We also saw a massive increase in bearish positioning leading into Thursday’s trading session. On a percentage basis, this was the largest increase in the put/call ratio this year. Thus, it is likely there was some reflexivity at play during the major bounce.
We Still Think Some Bodies Need to Surface
To get to the heart of things, if we have learned anything from the prior credit crises this year, it is that sometimes it takes a little while to find out where the bodies are buried. While there are reasons to be more optimistic about a faster resolution to the whole ordeal (touched upon below), the extent of the residual fallout remains unclear, as it is likely that Alameda had borrowed capital from other players in the ecosystem.
It is appropriate to wait for lower lows as there is good reason to think that there will be other casualties, which could lead to forced selling or, at the very least, bad headline risk.
It is often unwise to point out casualties in the fog of war, but we have already had several potential victims come to light. Below, we see that Genesis, DCG’s lending desk, had a significant balance locked on FTX. This comes after already taking a substantial beating from losses stemming from loans to 3AC.
To be clear, this is not to insinuate that Genesis is on the precipice of going belly-up, this is merely to point out that, once again, several major players in crypto capital markets were tied to FTX in some capacity and we are still missing clarity on the extent of the ecosystem-wide damage.
In fact, we have already confirmed at least one casualty. BlockFi, the centralized crypto services company that required a line of credit from Alameda in July (which now appears to be smoke and mirrors), has suffered its second, and likely its final, KO, reporting that it will be ceasing services for customers in the immediate term

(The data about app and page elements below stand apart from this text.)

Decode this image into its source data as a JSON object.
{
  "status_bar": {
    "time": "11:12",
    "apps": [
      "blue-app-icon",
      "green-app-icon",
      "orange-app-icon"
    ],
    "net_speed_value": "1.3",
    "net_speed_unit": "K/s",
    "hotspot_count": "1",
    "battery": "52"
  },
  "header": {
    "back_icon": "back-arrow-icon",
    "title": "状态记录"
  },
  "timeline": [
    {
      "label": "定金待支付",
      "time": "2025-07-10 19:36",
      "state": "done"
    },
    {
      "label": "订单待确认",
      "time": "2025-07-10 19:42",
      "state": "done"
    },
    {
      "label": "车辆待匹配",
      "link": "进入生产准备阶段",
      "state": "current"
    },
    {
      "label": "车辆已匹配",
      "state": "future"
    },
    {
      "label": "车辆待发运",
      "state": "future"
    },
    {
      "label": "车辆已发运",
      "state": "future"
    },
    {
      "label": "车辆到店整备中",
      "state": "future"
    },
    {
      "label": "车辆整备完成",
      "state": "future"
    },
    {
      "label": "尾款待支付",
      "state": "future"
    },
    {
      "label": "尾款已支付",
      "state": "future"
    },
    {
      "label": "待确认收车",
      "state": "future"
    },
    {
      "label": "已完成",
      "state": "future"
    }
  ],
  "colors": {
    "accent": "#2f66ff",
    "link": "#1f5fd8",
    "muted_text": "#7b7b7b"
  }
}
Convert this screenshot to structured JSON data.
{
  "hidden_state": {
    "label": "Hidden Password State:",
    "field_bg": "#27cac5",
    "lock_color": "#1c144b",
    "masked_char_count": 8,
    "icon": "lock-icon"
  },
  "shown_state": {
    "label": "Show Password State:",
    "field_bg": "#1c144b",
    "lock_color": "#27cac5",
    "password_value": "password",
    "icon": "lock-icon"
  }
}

Based on this Tweet from Frank Chaparro at the Block, we will soon gain better insight into where the holes are. Thus, we would be on high alert for the release of any creditors that might pose additional systemic risk.
The Good News is Credit Dried Up

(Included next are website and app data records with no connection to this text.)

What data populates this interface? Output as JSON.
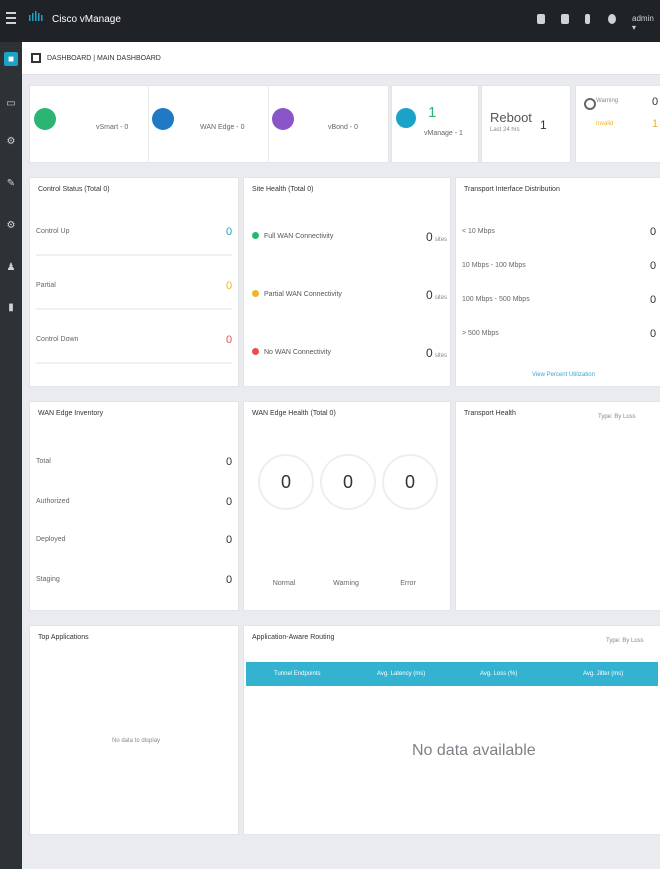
{
  "app": {
    "name": "Cisco vManage",
    "user": "admin ▾"
  },
  "breadcrumb": "DASHBOARD | MAIN DASHBOARD",
  "summary": {
    "vsmart": "vSmart - 0",
    "wan_edge": "WAN Edge - 0",
    "vbond": "vBond - 0",
    "vmanage": {
      "label": "vManage - 1",
      "count": "1"
    },
    "reboot": {
      "label": "Reboot",
      "sub": "Last 24 hrs",
      "count": "1"
    },
    "warning": {
      "label": "Warning",
      "count": "0"
    },
    "invalid": {
      "label": "Invalid",
      "count": "1"
    }
  },
  "control_status": {
    "title": "Control Status (Total 0)",
    "rows": [
      {
        "label": "Control Up",
        "value": "0",
        "color": "#1aa3c6"
      },
      {
        "label": "Partial",
        "value": "0",
        "color": "#f0b429"
      },
      {
        "label": "Control Down",
        "value": "0",
        "color": "#e05252"
      }
    ]
  },
  "site_health": {
    "title": "Site Health (Total 0)",
    "unit": "sites",
    "rows": [
      {
        "label": "Full WAN Connectivity",
        "value": "0",
        "color": "#2bb573"
      },
      {
        "label": "Partial WAN Connectivity",
        "value": "0",
        "color": "#f0b429"
      },
      {
        "label": "No WAN Connectivity",
        "value": "0",
        "color": "#e05252"
      }
    ]
  },
  "transport_interface": {
    "title": "Transport Interface Distribution",
    "rows": [
      {
        "label": "< 10 Mbps",
        "value": "0"
      },
      {
        "label": "10 Mbps - 100 Mbps",
        "value": "0"
      },
      {
        "label": "100 Mbps - 500 Mbps",
        "value": "0"
      },
      {
        "label": "> 500 Mbps",
        "value": "0"
      }
    ],
    "link": "View Percent Utilization"
  },
  "wan_inventory": {
    "title": "WAN Edge Inventory",
    "rows": [
      {
        "label": "Total",
        "value": "0"
      },
      {
        "label": "Authorized",
        "value": "0"
      },
      {
        "label": "Deployed",
        "value": "0"
      },
      {
        "label": "Staging",
        "value": "0"
      }
    ]
  },
  "wan_health": {
    "title": "WAN Edge Health (Total 0)",
    "rings": [
      {
        "label": "Normal",
        "value": "0"
      },
      {
        "label": "Warning",
        "value": "0"
      },
      {
        "label": "Error",
        "value": "0"
      }
    ]
  },
  "transport_health": {
    "title": "Transport Health",
    "type_label": "Type: By Loss"
  },
  "top_apps": {
    "title": "Top Applications",
    "empty": "No data to display"
  },
  "aar": {
    "title": "Application-Aware Routing",
    "type_label": "Type: By Loss",
    "columns": [
      "Tunnel Endpoints",
      "Avg. Latency (ms)",
      "Avg. Loss (%)",
      "Avg. Jitter (ms)"
    ],
    "empty": "No data available"
  },
  "colors": {
    "accent": "#1aa3c6",
    "topbar": "#1f2327",
    "sidebar": "#2d3237"
  }
}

All that being said, as supported by Genesis’ subsequent Tweet, much of the market for centralized credit dried up significantly following the 3AC unwind in June. Based on our conversations with lenders, controls surrounding leverage were tightened up quite dramatically. Thus, it is likely that anything systemic this time around will carry marginally less forced selling as compared to Q2 of this year.
The liquidations on major DeFi applications over the past couple of days support this thesis, as the quantity of forced selling on Aave, Compound, and Maker has been de minimis compared to late Q2. This has a lot to do with the general lack of appetite for putting on leveraged positions in the current environment.
We plan to further evaluate the long-term effects of this event in the coming weeks, but for now, our job is to help clients wade through the current morass. Some immediate thoughts to be elaborated on in future notes:
- Crypto capital markets are broken, but this makes a stronger case for DeFi.
- Decentralization and transparency will hopefully regain attention in the space. Among other reasons, this is an amazing tailwind for Bitcoin, the forgotten King.
- Regulatory clarity is important such that US consumers do not resort to offshore exchanges where they might be exposed to scam exchanges like FTX.
- We expect a refined focus on building productive crypto-based applications that all this financial infrastructure can serve.
- Most importantly, things are never as good as they seem at the top and never as bad as they seem at the bottom.